3. LOWERING THE BAR
Take the bar from the rack and tighten up the muscles of your torso. Begin lowering the bar under complete control to a point at the bottom of your sternum (about even with the bottom of your sternum, a.k.a. the breastbone).

Imagine as though your muscles are springs storing up all the energy of the weight lowering and getting ready to explode it all back out. Inhale as you lower the bar and feel it tightening up your chest.

Lightly touch the weight to your chest. DO NOT bounce the weight off your chest! This can cause injury. It also diffuses the tension you've built up in the pectorals, reducing the effectiveness of the exercise for building strength and muscle mass.


4. DRIVE WITH THE LEGS
As you start to change the direction of the bar and begin the press up, drive with the legs. This is a technique that most trainers do not know about. It's strange to think about it but your leg power can actually help you bench press more weight!

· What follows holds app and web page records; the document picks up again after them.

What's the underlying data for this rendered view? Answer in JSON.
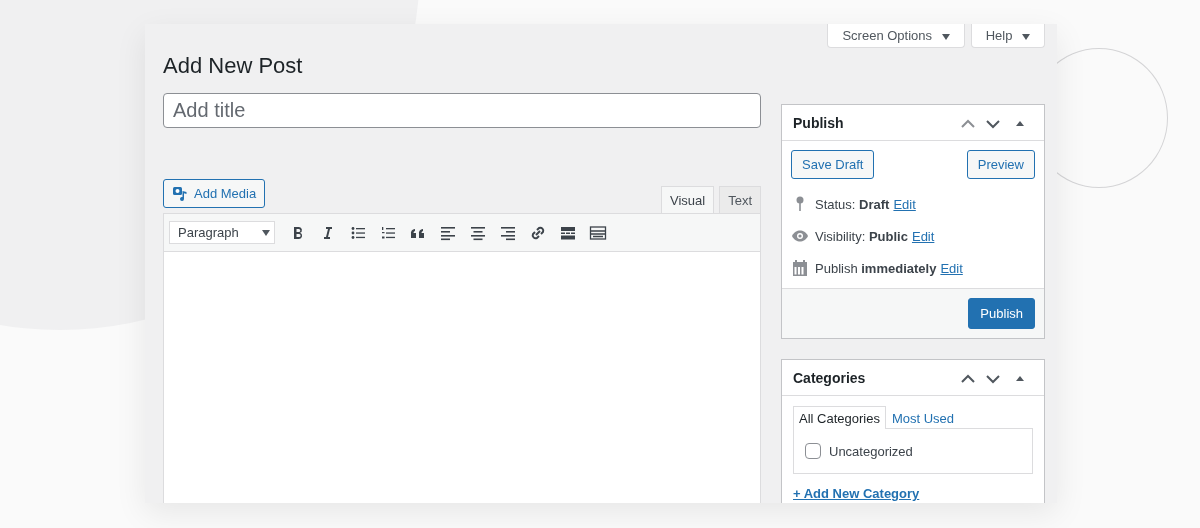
{
  "header_buttons": [
    {
      "label": "Screen Options"
    },
    {
      "label": "Help"
    }
  ],
  "page_title": "Add New Post",
  "title_field": {
    "placeholder": "Add title"
  },
  "add_media": {
    "label": "Add Media"
  },
  "editor_tabs": [
    {
      "label": "Visual",
      "selected": true
    },
    {
      "label": "Text",
      "selected": false
    }
  ],
  "format_select": {
    "value": "Paragraph"
  },
  "publish_box": {
    "title": "Publish",
    "save_draft": "Save Draft",
    "preview": "Preview",
    "rows": [
      {
        "kind": "status",
        "text": "Status: **Draft**",
        "link": "Edit"
      },
      {
        "kind": "visibility",
        "text": "Visibility: **Public**",
        "link": "Edit"
      },
      {
        "kind": "schedule",
        "text": "Publish **immediately**",
        "link": "Edit"
      }
    ],
    "publish_button": "Publish"
  },
  "categories_box": {
    "title": "Categories",
    "tabs": [
      {
        "label": "All Categories",
        "selected": true
      },
      {
        "label": "Most Used",
        "selected": false
      }
    ],
    "items": [
      {
        "label": "Uncategorized",
        "checked": false
      }
    ],
    "add_link": "+ Add New Category"
  }
}
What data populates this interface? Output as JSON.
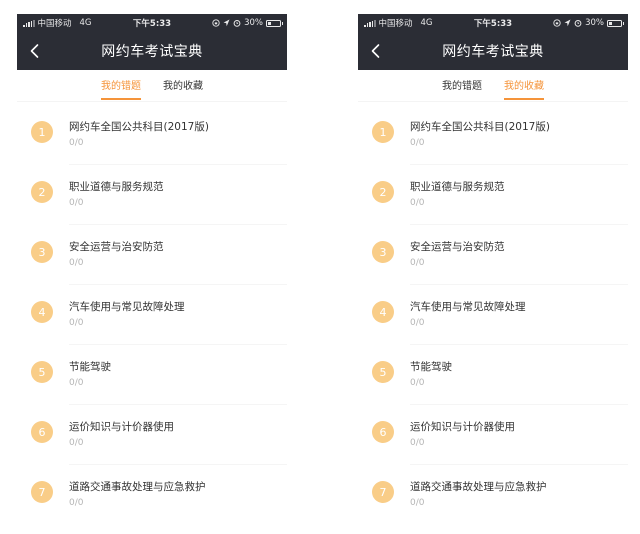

This technique should be practised with an empty bar before attempting it during a regular set. Start by planting your feet flat on the floor with your knees bent about 80 degrees. This angle is very important as it is what allows you to push with your legs. Lower the empty bar to your chest. The moment you start to push the bar back up, push hard with your legs as though you are trying to slide your body up the bench.

With an empty bar you probably will be able to slide yourself up the bench. When you have a loaded bar, however, the weight will keep you from sliding and the pushing power from your legs will get transferred through your body and into pushing the bar up. This is what's known as driving with your legs. It can really beef up your power out of the bottom of the rep.


5. RAISING THE BAR
Exhale forcefully through pursed lips as you continue to push the weight up. This will help maintain your torso stability better than simply exhaling all at once.

Keep your feet firmly planted on the floor even if you start to struggle with the weight. The moment you lift your feet off the floor, you break your base of power and the odds of you completing the lift diminish greatly.

If you have a tendency to shift your feet around, try placing 2.5 pound plates on your feet. This is not to weigh your feet down but to help you be more aware of what is happening with your feet. If a plate falls, your foot has moved. Strive to keep those plates in place.

The bar should follow a slight backwards arc as you press it up, moving from your lower rib cage to over your face at the end of the rep.


6. COMPLETION
Power the weight up to lockout.
Like Tarna Alderman in the above video you have just completed the perfect rep!

Published in Tips From The Experts
Last modified on Sunday, 29 December 2013 17:12 Read 6392 times
Zo2 Framework Settings

Select one of sample color schemes

Google Font

Menu Font
Body Font
Heading Font

Body

Background Color
Text Color
Link Color
Background Image

Top Wrapper

Background Color
Modules Title
Text Color
Link Color
Background Image

Header Wrapper

Background Color
Modules Title
Text Color
Link Color
Background Image

Mainmenu Wrapper

Background Color
Modules Title
Text Color
Link Color
Background Image

Slider Wrapper

Background Color
Modules Title
Text Color
Link Color
Background Image

Scroller Wrapper

Background Color
Modules Title
Text Color
Link Color
Background Image

Mainframe Wrapper

Background Color
Modules Title
Text Color
Link Color
Background Image

Bottom Scroller Wrapper

Background Color
Modules Title
Text Color
Link Color
Background Image

Breadcrumb Wrapper

Background Color
Modules Title
Text Color
Link Color
Background Image

Bottom Menu Wrapper

Background Color
Modules Title
Text Color
Link Color
Background Image

Bottom Wrapper

Background Color
Modules Title
Text Color
Link Color
Background Image
Background Color
Modules Title
Text Color
Link Color
Background Image